The Texas senator is unhappy with what many conservatives consider a half-baked ACA defunding effort racing through the House, a plan that GOP House leaders say was narrowed to meet Senate rules. Cruz’s answer: lean on Vice President Mike Pence’s gavel to dodge those procedural limits and broaden the legislation’s scope.
It’s not at all clear whether Cruz’s colleagues will go along. The move relies on a radical interpretation of the vice president’s constitutional role as presiding officer of the Senate, where he could step in and effectively overrule the chamber’s parliamentarian. It would resemble the so-called nuclear option of ending filibusters and risk fundamentally altering the way Congress works.
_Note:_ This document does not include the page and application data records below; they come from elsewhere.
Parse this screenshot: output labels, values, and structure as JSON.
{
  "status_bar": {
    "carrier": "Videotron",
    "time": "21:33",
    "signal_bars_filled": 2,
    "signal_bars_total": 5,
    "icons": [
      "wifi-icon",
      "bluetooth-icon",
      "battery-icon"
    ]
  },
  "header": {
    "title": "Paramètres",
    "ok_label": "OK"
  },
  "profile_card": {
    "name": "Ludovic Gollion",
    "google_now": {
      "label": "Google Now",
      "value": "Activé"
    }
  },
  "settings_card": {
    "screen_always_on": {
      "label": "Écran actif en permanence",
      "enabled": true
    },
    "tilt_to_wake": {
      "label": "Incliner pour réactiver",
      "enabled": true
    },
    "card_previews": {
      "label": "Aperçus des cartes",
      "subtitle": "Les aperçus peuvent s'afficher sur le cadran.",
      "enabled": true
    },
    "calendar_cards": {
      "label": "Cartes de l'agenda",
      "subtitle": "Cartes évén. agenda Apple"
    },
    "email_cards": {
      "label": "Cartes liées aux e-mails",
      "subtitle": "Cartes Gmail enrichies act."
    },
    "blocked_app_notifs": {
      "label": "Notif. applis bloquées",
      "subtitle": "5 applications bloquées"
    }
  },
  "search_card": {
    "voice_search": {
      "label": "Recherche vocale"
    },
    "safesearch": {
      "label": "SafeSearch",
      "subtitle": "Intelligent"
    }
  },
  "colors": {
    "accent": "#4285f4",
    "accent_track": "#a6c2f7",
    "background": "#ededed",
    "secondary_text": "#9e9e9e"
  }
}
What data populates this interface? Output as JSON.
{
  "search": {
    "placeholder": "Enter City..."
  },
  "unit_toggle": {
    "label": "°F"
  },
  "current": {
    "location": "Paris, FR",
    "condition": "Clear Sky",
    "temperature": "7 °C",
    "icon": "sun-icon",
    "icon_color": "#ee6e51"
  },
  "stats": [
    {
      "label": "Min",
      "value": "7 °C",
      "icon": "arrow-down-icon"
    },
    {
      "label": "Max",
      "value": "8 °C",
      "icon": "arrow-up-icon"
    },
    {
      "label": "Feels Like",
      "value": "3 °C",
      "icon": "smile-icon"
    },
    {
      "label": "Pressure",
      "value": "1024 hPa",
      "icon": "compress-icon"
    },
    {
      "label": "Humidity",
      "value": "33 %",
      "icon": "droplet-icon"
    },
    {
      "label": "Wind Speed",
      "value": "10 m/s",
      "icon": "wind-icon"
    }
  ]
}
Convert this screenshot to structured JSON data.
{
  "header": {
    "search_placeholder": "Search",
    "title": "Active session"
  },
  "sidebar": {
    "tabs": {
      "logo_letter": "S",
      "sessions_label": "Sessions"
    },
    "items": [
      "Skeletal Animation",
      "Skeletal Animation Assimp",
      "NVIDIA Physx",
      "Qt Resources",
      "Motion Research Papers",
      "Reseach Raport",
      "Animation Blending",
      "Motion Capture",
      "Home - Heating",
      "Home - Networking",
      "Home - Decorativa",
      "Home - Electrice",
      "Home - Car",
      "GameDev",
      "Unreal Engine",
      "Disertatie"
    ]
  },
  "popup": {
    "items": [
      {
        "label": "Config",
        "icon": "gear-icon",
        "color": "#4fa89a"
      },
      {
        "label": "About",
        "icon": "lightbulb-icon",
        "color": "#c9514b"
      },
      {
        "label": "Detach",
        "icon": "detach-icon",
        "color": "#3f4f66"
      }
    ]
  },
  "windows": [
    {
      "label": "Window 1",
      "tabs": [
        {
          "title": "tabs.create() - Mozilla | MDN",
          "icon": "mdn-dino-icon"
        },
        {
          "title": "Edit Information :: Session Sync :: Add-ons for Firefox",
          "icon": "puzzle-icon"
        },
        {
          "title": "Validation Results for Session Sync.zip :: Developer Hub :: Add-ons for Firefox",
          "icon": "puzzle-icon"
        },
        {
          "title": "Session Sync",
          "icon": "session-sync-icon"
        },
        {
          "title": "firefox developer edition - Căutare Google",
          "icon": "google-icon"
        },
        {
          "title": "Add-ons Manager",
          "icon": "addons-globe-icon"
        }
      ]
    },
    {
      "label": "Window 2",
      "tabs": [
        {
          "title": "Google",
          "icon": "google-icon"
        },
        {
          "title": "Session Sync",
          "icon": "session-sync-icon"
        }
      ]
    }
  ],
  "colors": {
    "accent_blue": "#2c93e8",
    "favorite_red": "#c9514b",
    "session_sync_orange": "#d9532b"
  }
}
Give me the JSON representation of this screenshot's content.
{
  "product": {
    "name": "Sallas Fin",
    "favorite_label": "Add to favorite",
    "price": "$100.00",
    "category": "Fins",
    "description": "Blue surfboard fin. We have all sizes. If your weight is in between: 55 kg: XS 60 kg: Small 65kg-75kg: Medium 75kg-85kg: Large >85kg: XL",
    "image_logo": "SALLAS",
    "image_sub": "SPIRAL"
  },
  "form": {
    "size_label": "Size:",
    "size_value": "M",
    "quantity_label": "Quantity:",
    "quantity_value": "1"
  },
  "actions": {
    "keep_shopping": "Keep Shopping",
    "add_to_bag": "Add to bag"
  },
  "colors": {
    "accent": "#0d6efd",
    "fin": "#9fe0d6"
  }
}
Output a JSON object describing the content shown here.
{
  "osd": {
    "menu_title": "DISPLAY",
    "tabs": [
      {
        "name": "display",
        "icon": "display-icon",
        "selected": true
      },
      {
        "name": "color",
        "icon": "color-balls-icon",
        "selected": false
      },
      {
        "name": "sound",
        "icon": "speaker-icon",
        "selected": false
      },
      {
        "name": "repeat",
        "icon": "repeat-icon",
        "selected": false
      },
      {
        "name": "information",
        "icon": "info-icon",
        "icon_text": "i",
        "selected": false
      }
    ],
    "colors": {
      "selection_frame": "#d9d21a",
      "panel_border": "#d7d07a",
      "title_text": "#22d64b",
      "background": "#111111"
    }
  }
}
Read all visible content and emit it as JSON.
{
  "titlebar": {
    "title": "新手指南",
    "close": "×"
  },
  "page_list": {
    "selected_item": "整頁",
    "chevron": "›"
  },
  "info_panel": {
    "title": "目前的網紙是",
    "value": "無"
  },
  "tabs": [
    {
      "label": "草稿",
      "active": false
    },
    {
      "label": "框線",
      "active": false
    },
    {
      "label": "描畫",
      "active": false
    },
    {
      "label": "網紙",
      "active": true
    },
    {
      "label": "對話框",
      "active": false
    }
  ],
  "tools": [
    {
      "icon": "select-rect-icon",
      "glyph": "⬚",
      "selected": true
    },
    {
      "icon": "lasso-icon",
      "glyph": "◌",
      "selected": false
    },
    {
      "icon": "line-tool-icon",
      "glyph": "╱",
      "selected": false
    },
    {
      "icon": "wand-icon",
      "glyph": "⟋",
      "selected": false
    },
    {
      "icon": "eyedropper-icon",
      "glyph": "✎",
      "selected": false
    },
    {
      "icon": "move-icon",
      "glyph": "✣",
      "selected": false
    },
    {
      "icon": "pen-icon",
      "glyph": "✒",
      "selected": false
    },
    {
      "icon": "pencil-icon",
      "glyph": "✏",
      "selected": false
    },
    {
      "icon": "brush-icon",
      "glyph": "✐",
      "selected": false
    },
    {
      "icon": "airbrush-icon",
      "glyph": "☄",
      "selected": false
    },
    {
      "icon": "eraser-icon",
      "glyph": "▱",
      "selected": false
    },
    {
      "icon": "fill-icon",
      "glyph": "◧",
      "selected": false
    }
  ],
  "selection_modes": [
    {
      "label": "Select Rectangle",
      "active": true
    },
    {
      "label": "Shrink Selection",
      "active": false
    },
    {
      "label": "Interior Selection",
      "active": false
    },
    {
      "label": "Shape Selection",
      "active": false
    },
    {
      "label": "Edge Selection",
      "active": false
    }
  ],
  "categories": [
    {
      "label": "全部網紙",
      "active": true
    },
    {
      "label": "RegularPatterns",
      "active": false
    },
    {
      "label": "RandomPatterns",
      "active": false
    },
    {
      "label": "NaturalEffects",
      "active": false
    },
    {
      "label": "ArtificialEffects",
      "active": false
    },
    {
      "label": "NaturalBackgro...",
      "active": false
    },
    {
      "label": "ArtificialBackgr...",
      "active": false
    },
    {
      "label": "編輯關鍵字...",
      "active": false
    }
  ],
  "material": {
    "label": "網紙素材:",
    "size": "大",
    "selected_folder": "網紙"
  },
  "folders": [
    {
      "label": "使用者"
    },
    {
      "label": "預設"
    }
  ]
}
The idea puts Cruz — the rabble-rousing firebrand who came in second to Donald Trump in the Republican primaries — back in his familiar territory of setting ablaze norms in pursuit of moving policy to the right. In 2013, he helped rally House Republicans to shut down the government in a failed bid to defund major ACA programs, over the objections of GOP leaders.
This time, Cruz has again found ready allies among conservatives in the House, who have panned House Speaker Paul Ryan’s plan.
Rep. Dave Brat of Virginia, the conservative who unseated then-House Majority Leader Eric Cantor in a 2014 primary, told reporters he doesn’t buy leadership’s excuse that they can’t pursue a far bolder plan.
He said Ryan is overstating the case that existing rules can’t allow an insurance overhaul. “He wants to be respectful of Senate rules, I do not,” Brat said.
“From what I understand,” Brat said, “whoever’s sitting in the chair has authority over the parliamentarian. So they can rewrite the rules.”
To speed passage of Obamacare changes — and circumvent Democratic opposition, Republicans opted for a budgetary procedure called reconciliation that requires only a simple majority in the Senate, but only if the legislation has minimal effect on the deficit.
GOP leaders, including Ryan, have said this is limiting their ability to include provisions popular with conservatives like selling insurance across state lines.
The Texas senator, who had dinner with Trump this week, said Ryan and Senate GOP leaders are wrong.
“You don’t need to override the parliamentarian or get a new parliamentarian,” he told reporters Thursday. “It is the vice president who rules.”
Having Pence rule against established norms for what is allowed in a reconciliation bill would undo decades of Senate tradition of deferring to the parliamentarian’s rulings. It could also potentially allow both parties far wider latitude in the future to avoid a 60-vote threshold for all sorts of provisions that don’t directly impact spending or taxes.
Related: Goodbye, budget reconciliation
Rep. Trent Franks of Arizona, another conservative, said trying to craft an Obamacare repeal bill to meet the Senate’s current interpretation of its rules is “untenable.”
Vice President Mike Pence may have the authority to change the Senate budget reconciliation procedural rules. (Photo: Pence’s office)
‘Giraffe through a keyhole’
“It’s essentially like trying to force a giraffe through a keyhole,” he said. “If you get the job done he looks a little differently on the other side.”
Cruz is advocating his strategy to anyone who will listen — House and Senate leaders and officials throughout the administration. Cruz wouldn’t say whether he raised the issue in his dinner with Trump.